Our 5 per cent unconditional target is equal to a 27 per cent reduction in carbon pollution for each Australian from 2000 to 2020 – and a 34 percent reduction for each Australian from 1990. ...
In fact if the Europeans were to adopt the same per capita effort as Australia is proposing, their economy wide cuts would be around 30 per cent by 2020.
According to Scientific American, Australia, which heavily relies on coal for electricity, has the fourth-highest per capita greenhouse emissions in the world, five times that of China.
"A global embarrassment"
“We need a plan to cut our emissions in half in the next decade and then to move to zero as quickly as possible.”

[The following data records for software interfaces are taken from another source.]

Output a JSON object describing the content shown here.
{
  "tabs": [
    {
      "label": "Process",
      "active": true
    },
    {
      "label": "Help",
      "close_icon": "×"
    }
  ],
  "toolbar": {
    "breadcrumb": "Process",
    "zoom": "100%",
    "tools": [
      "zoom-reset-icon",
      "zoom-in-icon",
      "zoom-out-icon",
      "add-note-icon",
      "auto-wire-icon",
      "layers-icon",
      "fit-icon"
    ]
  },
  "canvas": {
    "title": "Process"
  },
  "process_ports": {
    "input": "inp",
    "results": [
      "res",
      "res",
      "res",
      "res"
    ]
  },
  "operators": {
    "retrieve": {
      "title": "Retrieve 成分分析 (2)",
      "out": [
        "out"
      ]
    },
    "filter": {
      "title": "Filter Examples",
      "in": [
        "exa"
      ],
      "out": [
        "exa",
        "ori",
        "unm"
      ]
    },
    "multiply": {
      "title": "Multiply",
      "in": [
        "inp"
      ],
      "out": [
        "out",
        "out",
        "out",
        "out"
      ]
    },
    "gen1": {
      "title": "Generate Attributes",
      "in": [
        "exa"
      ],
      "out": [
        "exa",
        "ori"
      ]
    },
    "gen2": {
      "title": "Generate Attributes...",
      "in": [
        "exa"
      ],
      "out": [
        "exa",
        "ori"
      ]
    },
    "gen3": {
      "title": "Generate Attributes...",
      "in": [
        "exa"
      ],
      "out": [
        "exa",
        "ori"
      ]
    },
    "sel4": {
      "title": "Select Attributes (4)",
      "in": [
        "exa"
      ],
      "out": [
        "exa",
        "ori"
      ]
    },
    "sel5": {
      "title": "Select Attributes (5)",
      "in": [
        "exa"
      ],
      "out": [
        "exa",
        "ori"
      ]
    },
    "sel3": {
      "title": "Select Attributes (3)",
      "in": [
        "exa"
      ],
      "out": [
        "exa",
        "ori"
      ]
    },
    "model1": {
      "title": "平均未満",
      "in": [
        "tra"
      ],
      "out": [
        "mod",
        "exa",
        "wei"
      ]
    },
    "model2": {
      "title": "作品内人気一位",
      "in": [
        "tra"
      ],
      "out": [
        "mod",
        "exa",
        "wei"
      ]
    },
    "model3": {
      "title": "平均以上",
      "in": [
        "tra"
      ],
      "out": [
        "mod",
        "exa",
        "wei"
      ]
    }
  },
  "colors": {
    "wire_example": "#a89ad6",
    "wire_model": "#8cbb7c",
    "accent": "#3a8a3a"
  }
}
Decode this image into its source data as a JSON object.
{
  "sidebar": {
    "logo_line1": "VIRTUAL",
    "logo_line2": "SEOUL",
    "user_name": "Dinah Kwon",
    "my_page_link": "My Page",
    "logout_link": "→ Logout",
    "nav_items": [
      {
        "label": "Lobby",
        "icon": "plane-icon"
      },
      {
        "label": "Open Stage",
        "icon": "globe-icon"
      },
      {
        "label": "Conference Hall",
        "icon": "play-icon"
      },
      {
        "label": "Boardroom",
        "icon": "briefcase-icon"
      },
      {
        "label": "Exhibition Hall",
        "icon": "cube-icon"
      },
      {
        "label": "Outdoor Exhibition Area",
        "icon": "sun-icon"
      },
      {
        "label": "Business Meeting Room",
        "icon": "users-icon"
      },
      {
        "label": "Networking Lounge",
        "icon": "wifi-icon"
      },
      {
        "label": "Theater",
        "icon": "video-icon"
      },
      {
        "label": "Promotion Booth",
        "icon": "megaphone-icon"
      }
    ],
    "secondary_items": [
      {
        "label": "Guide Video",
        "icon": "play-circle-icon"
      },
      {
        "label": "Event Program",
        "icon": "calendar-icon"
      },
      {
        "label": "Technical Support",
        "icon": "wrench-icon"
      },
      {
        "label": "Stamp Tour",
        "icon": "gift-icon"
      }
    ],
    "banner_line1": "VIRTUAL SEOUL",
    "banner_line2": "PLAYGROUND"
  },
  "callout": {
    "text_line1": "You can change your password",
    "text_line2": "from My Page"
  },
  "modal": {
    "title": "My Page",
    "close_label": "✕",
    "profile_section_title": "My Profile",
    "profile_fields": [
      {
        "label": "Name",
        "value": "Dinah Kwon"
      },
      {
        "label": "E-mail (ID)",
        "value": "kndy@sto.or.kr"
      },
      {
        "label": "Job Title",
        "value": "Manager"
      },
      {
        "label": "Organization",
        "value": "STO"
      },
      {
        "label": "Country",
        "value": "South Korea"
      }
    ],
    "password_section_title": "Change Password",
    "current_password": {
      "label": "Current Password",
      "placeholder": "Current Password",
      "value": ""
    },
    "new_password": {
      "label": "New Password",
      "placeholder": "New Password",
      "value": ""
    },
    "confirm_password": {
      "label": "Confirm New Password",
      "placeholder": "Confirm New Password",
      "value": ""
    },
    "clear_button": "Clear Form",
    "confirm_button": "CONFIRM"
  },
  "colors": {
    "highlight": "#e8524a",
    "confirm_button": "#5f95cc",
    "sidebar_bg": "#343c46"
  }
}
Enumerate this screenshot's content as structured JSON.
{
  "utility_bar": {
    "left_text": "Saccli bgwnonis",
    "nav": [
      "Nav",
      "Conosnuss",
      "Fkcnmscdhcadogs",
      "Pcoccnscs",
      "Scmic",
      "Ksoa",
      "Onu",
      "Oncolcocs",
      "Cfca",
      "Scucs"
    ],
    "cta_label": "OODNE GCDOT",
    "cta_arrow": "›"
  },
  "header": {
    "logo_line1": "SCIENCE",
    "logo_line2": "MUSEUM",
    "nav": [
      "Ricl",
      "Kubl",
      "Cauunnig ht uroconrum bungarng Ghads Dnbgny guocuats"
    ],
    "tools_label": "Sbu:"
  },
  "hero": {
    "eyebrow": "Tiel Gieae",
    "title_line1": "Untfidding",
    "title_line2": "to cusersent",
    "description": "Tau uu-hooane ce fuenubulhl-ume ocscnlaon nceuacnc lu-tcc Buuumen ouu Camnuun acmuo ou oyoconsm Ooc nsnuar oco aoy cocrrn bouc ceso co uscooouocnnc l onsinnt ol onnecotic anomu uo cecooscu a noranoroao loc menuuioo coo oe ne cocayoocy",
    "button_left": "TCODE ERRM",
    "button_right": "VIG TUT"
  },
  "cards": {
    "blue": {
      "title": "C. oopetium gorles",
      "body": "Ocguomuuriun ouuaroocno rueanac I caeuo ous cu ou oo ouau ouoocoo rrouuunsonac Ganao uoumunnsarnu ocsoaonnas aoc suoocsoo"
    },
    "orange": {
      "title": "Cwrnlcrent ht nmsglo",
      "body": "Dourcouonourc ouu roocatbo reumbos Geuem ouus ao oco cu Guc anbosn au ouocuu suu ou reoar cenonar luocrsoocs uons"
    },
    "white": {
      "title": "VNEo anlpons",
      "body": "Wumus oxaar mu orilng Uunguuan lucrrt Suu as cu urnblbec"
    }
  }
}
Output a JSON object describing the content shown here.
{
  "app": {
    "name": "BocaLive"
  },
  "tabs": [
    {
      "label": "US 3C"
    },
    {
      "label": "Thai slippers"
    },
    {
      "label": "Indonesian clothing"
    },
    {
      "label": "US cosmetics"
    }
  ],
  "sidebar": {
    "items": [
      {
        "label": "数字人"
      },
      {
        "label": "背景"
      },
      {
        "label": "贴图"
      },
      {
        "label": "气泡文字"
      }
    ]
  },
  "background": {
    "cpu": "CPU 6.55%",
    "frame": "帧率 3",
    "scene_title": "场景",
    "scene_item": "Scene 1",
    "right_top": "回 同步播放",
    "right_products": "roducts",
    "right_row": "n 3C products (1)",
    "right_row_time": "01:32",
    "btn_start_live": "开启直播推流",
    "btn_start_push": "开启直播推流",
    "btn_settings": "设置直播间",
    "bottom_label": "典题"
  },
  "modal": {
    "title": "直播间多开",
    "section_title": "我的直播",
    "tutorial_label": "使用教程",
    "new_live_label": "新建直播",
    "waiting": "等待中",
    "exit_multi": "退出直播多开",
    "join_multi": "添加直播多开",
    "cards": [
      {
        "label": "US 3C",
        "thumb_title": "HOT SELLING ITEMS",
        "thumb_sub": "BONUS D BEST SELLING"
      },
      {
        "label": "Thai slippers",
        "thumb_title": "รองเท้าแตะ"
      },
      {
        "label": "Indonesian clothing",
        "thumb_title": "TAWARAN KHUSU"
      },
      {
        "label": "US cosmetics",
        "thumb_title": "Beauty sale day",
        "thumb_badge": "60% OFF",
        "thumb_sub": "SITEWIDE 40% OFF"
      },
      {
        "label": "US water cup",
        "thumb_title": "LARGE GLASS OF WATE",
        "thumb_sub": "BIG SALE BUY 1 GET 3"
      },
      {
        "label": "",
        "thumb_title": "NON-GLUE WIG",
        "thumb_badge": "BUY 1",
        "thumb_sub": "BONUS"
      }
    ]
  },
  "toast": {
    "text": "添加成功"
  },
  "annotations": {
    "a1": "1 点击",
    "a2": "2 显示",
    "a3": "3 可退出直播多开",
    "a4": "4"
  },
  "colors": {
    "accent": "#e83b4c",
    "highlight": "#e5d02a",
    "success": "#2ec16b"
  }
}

“We are in an emergency and only emergency action which mobilises the whole of society to confront the problem will do the job. Like World War II such a mobilisation can also address the problem of global recession and world wide poverty.”
The Australian Greens, who in the 2007 federal election commanded just over 9 percent of the national vote, called the plan "a global embarrassment and a recipe for global catastrophe." The party is campaigning for a 40 percent target.
Business unhappy too
While environmental groups are decrying the plan for aiming too low, Australia's business leaders are saying that it goes to far. The Voice of America quotes Peter Anderson from the Australian Chamber of Commerce and Industry, who says that Rudd's blueprint is irresponsible in light of the current financial crisis:
"It does beg the basic question and that is whether or not these costs can be borne by business in the first place at a time when Australia is going through an international economic firestorm and we need to come through that economic firestorm with a strong economy," Anderson noted. "And placing domestic stress on the economy is just going to make that more difficult."